The opinion of the court was delivered by: A. CAPUTO, District Judge
Before me is Defendants' Motion for Summary Judgment under
Federal Rule of Civil Procedure 56. (Doc. 53.)
This case involves Plaintiff's claim that she was terminated by
Defendants, Peter Paul Olszewski, Jr., then the District Attorney
of Luzerne County,*fn1 and Stephanie Wychock, Office
Administrator of the District Attorney's Office, in violation of
Title VII of the Civil Rights Act of 1964, 42 U.S.C. § 2000e-2(a)
and Plaintiff's claim that Defendants, Barbara Harned, Sharon
Prokopchak, Debbie Orzello, Colleen Pavlick, Paula Schnelly and
Denise Brill violated 42 U.S.C. § 1985(3).
Because Plaintiff has not presented sufficient evidence of a
conspiracy, Defendants' motion will be granted as to the §
1985(3) claim. Because Plaintiff has failed to establish a prima
facie case of discrimination, Defendants' motion will be granted
as to the Title VII claim. Specifically, Plaintiff has not
presented any evidence that her position remained open to
similarly qualified applicants after her dismissal or that she
was replaced by someone outside the protected class. Furthermore, had
Plaintiff established a prima facie case of discrimination, she
still failed to point to any evidence from which a factfinder
could determine that Defendants' proffered legitimate
nondiscriminatory reason for her dismissal was actually
pretextual in nature. Therefore, Defendants' motion for summary
judgment will be granted as two both claims.
Summary judgment is appropriate if "the pleadings, depositions,
answers to interrogatories, and admissions on file, together with
the affidavits, if any, show that there is no genuine issue as to
any material fact and that the moving party is entitled to a
judgment as a matter of law." FED. R. CIV. P. 56(c). A fact is
material if proof of its existence or nonexistence might affect
the outcome of the suit under the applicable substantive law.
See Anderson v. Liberty Lobby, Inc., 477 U.S. 242, 248 (1986).
Where there is no material fact in dispute, the moving party
need only establish that it is entitled to judgment as a matter
of law. Where, however, there is a disputed issue of material
fact, summary judgment is appropriate only if the factual dispute
is not a genuine one. See id. at 248. An issue of material fact
is genuine if "a reasonable jury could return a verdict for the
nonmoving party." Id.
Where there is a material fact in dispute, the moving party has
the initial burden of proving that: (1) there is no genuine issue
of material fact; and (2) the moving party is entitled to
judgment as a matter of law. See CHARLES ALAN WRIGHT & ARTHURR.
MILLER, FEDERAL PRACTICE AND PROCEDURE: CIVIL 2D § 2727 (2d ed.
1983). The moving party may present its own evidence or, where
the nonmoving party has the burden of proof, simply point out to the Court that "the nonmoving party has
failed to make a sufficient showing of an essential element of
her case." Celotex Corp. v. Catrett, 477 U.S. 317, 323 (1986).
All doubts as to the existence of a genuine issue of material
fact must be resolved against the moving party, and the entire
record must be examined in the light most favorable to the
nonmoving party.

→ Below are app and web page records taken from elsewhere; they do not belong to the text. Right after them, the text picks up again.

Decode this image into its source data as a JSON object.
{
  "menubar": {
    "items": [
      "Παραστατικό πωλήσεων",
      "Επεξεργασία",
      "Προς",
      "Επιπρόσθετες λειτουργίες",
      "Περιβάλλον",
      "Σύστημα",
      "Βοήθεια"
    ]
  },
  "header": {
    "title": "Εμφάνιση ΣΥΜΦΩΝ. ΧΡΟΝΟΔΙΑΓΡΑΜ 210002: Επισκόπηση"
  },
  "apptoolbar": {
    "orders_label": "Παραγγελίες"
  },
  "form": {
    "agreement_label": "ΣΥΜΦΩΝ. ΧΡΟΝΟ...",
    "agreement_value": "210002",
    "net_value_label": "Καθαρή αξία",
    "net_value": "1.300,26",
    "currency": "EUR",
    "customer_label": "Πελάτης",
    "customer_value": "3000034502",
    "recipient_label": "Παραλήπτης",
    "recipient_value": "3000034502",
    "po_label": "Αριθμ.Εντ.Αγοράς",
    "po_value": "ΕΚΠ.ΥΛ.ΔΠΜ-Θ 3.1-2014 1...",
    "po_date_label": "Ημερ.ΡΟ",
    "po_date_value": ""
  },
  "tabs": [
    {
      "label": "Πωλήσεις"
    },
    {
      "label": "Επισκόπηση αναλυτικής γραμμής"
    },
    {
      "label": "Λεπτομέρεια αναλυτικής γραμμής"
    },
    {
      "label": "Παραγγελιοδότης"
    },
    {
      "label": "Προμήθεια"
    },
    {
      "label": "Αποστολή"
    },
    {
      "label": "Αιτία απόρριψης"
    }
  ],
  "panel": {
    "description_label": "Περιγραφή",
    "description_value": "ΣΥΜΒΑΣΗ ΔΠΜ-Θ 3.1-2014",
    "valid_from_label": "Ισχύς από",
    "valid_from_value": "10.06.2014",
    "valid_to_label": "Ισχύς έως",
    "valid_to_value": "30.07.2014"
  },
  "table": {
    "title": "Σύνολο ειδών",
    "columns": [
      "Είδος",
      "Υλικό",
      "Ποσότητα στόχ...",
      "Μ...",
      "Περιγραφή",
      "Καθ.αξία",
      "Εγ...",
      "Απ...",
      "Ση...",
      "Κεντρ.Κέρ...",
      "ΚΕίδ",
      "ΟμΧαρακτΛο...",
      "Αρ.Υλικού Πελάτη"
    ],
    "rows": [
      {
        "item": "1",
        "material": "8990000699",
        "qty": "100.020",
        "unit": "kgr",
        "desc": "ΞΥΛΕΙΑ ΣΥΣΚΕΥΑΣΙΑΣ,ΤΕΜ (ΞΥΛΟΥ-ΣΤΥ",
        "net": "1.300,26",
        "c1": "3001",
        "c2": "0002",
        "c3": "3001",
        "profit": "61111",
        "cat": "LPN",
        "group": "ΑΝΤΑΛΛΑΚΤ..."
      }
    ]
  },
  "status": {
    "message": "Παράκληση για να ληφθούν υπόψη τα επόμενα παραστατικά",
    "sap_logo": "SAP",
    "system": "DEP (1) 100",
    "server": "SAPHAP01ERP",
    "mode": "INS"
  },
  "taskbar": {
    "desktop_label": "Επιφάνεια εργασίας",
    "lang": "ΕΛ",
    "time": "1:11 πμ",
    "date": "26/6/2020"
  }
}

See White v. Westinghouse Elec. Co.,
862 F.2d 56, 59 (3d Cir. 1988). Once the moving party has satisfied its
initial burden, the burden shifts to the nonmoving party to
either present affirmative evidence supporting its version of the

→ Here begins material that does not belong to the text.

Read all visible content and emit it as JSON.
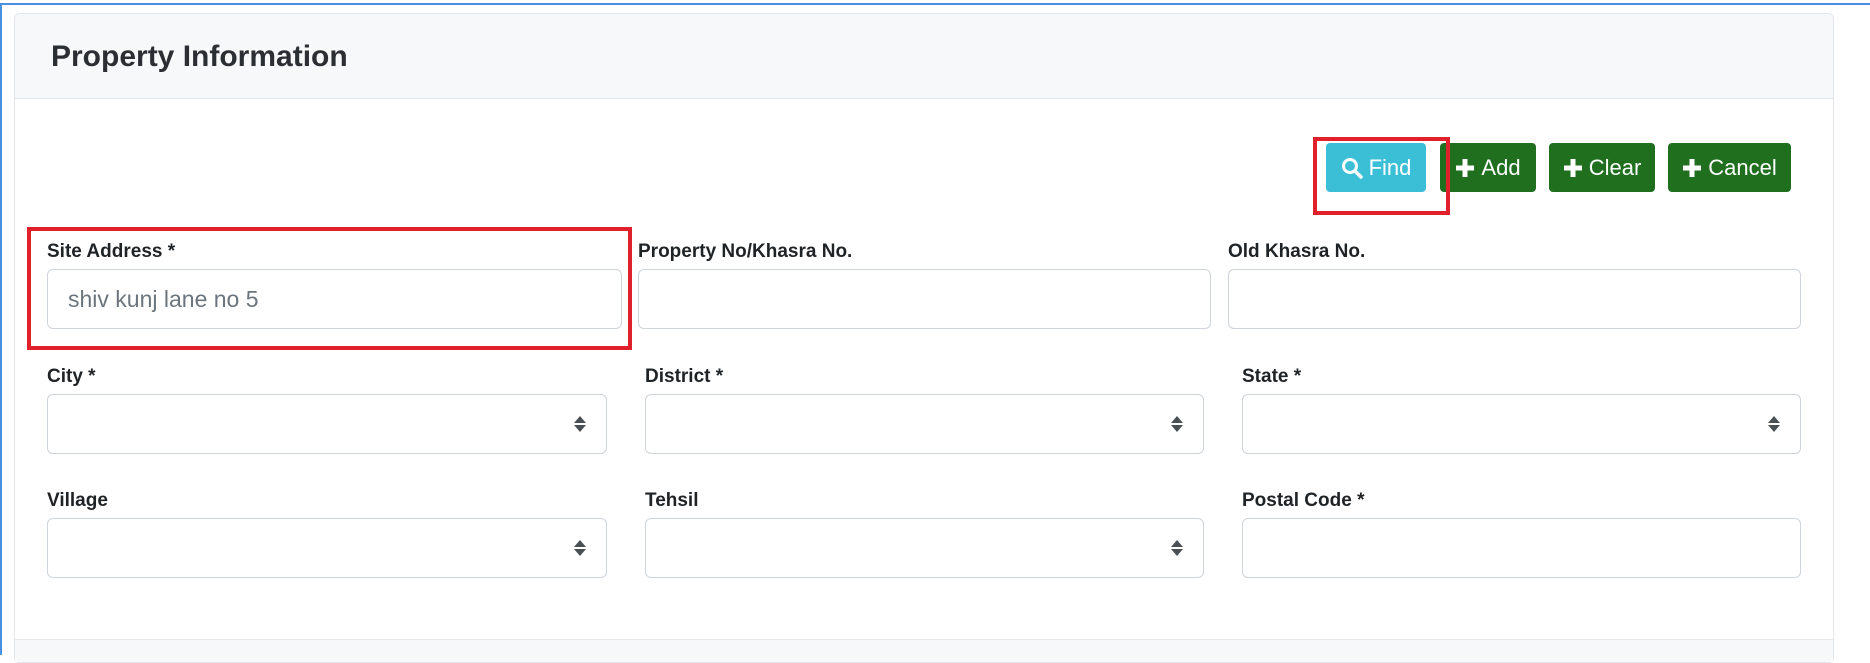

material facts or to refute the moving party's contention that
the facts entitle it to judgment as a matter of law. See
Anderson, 477 U.S. at 256-257.

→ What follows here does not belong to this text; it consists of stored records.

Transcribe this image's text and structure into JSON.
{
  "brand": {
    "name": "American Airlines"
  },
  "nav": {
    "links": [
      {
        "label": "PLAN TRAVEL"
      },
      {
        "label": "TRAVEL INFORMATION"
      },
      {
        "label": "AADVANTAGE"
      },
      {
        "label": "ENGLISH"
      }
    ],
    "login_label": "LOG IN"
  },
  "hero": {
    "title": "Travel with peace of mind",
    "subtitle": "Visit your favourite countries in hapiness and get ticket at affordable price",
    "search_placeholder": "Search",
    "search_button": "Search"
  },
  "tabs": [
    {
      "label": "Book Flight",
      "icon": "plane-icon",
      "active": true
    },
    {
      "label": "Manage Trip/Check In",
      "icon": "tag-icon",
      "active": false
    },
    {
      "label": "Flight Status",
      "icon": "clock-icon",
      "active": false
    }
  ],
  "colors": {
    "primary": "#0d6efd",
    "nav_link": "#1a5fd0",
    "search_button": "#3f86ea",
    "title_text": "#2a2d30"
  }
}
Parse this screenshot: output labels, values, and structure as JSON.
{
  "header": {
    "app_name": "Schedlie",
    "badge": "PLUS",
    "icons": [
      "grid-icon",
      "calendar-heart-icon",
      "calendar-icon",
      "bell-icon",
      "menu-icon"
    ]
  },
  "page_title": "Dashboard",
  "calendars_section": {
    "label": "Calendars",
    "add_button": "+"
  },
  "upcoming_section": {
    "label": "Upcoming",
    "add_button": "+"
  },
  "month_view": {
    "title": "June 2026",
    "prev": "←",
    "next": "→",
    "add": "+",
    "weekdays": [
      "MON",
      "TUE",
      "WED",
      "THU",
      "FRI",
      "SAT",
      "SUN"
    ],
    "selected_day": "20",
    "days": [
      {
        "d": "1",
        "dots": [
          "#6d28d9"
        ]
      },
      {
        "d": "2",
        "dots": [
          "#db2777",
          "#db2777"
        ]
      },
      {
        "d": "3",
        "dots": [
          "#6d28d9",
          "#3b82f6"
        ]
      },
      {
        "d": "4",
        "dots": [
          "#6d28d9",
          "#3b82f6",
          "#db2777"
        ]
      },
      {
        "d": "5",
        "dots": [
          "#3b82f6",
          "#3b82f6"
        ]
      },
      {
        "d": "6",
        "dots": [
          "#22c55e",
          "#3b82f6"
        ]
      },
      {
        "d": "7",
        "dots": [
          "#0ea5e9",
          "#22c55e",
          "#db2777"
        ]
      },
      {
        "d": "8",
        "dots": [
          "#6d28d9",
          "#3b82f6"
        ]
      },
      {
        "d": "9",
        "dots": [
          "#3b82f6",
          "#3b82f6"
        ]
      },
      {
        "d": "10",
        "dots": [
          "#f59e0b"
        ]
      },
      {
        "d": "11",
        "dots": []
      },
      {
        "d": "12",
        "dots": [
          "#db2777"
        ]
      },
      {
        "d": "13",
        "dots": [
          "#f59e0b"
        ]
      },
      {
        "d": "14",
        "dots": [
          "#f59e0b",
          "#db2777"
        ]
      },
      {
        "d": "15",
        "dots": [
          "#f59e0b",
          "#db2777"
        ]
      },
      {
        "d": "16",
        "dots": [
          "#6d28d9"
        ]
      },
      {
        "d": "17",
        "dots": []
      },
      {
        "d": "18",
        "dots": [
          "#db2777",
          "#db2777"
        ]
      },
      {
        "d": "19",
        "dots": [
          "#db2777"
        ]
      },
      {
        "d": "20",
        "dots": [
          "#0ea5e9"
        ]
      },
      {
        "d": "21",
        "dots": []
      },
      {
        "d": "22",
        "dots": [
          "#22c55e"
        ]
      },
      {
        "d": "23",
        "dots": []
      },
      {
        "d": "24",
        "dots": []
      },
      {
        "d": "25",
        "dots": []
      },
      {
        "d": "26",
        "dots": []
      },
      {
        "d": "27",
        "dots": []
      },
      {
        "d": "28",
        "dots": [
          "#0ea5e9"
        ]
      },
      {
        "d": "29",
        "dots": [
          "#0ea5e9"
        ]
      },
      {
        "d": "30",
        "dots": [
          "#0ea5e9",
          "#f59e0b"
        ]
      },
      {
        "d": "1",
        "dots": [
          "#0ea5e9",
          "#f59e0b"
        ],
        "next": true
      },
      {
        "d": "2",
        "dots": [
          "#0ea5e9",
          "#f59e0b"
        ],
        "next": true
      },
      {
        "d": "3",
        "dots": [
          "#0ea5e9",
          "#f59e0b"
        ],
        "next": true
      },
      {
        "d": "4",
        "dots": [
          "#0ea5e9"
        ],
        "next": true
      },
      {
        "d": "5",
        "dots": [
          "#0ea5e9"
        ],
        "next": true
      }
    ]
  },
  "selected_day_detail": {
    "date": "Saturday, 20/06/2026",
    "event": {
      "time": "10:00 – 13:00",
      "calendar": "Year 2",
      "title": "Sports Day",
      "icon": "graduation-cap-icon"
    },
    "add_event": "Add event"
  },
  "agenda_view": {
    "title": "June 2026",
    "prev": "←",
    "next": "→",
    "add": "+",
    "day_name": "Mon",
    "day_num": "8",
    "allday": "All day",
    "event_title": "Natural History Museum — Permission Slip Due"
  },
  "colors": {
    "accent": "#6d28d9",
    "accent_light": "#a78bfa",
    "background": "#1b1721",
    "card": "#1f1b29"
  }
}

The Court need not accept mere conclusory allegations, whether
they are made in the complaint or a sworn statement. Lujan v.
Nat'l Wildlife Fed'n, 497 U.S. 871, 888 (1990). In deciding a
motion for summary judgment, "the judge's function is not himself
to weigh the evidence and determine the truth of the matter but
to determine whether there is a genuine issue for trial."
Anderson, 477 U.S. at 249.
42 U.S.C. § 1985(3) provides:
[I]n any case of conspiracy set forth in this
section, if one or more persons engage therein do, or
cause to be done, any act in furtherance of the
object of such conspiracy, whereby another is injured
in his person or property, or deprived of having and
exercising any right or privilege of a citizen of the
United States, the party so injured or deprived may
have an action for recovery of the damages occasioned
by such injury or deprivation, against any one or
more of the conspirators. To establish a claim under § 1985(3), Plaintiff must prove (1)
a conspiracy; (2) motivated by a racial or class based animus
designed to deprive, directly or indirectly, the plaintiff of
equal protection of the laws; (3) an act in furtherance of the
conspiracy; and, (4) an injury or ...